The fisheries of Canadarago Lake have undergone centuries of change, from herring and American Shad in early Native American times to Walleye, Yellow Perch, and Alewife in recent times. Nutrient reduction and sewage treatment in the mid-1970s, combined with top-down control from a Walleye population established through stocking, resulted in balanced predator and prey populations and improvements in water quality. Stocked Walleye established an abundant naturally-reproducing population, resulting in improvements in Yellow Perch growth and size structure which persisted for several decades. Long-term monitoring data indicated cascading trophic impacts on fisheries and limnology from Walleye establishment, and then from introductions of non-native Alewife in 1999 and zebra mussels in 2001. Water clarity increased after the zebra mussel colonization. Alewife became abundant around 2006-2007 and have persisted for at least 16 years. Zooplankton declined, water clarity decreased, Walleye growth and condition increased, and Walleye natural recruitment was reduced to very low levels after Alewife became abundant. Walleye stocking was re-initiated from 2011-2015 to boost recruitment and maintain this important fishery. Yellow Perch growth and size structure were reduced almost to levels seen in the 1970s, as a result of high recruitment, a decline in predation, and declines in zooplankton.

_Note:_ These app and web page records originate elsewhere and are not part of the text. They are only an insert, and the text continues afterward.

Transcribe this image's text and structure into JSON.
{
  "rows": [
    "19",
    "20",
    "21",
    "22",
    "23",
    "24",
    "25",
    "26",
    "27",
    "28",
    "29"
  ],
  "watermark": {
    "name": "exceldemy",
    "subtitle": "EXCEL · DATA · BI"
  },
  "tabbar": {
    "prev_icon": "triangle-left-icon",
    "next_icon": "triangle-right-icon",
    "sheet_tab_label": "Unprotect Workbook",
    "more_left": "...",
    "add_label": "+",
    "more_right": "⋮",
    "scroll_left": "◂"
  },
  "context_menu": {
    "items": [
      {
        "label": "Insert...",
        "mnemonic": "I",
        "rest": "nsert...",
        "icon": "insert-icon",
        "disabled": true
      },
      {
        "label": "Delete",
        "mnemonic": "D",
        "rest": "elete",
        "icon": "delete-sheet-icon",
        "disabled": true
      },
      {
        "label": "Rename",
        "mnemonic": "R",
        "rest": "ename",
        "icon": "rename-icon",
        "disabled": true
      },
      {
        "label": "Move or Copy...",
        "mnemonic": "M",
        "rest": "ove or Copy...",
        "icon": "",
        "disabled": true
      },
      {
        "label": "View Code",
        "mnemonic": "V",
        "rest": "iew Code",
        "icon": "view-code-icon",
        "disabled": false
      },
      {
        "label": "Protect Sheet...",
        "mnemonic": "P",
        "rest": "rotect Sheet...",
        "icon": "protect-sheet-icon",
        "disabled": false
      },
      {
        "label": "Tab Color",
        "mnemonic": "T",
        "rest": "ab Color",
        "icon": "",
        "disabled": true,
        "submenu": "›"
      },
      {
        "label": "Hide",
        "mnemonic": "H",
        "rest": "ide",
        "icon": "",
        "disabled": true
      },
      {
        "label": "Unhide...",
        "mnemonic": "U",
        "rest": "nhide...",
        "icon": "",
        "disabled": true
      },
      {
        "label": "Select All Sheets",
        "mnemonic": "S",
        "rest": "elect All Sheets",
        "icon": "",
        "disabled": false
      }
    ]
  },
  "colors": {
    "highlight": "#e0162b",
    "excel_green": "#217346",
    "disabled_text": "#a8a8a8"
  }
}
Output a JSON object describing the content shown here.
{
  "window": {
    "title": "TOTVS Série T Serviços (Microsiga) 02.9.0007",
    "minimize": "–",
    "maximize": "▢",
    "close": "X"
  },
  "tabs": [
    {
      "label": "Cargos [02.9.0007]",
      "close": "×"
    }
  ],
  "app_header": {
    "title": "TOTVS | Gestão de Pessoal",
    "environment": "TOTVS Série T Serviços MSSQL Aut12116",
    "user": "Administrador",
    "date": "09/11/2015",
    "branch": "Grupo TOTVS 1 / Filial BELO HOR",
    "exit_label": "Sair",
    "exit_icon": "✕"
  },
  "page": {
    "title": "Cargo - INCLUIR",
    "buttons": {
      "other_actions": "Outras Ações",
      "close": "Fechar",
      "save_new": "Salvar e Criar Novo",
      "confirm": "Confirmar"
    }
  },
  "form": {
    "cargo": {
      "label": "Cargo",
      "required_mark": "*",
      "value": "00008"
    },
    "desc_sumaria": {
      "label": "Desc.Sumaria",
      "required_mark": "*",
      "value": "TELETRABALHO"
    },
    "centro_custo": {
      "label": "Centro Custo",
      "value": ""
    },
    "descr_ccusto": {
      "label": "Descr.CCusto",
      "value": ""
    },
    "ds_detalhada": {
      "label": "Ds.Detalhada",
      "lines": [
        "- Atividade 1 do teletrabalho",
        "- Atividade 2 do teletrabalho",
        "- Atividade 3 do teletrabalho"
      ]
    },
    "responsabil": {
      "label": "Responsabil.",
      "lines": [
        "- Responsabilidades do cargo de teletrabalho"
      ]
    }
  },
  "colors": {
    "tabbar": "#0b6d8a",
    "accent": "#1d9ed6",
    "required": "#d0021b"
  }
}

Long-term sampling has allowed fisheries managers to enact changes in regulations, implement or remove stocking strategies as needed, and better advise the angling public about changes in Canadarago Lake. A list of 138 reports and publications from Canadarago Lake was included as an Appendix to the final report: Brooking, T. E., J. R. Jackson, L. G. Rudstam, and A. J. VanDeValk. 2016. Fisheries surveys of Canadarago Lake, NY 1972-2014. New York Federal Aid in Sport Fish Restoration Grants F-56-R, Job 1-2 and F-61-R, Study 2, Job 2-6. Cornell University Warmwater Fisheries Program. Bridgeport, NY. 101 pp.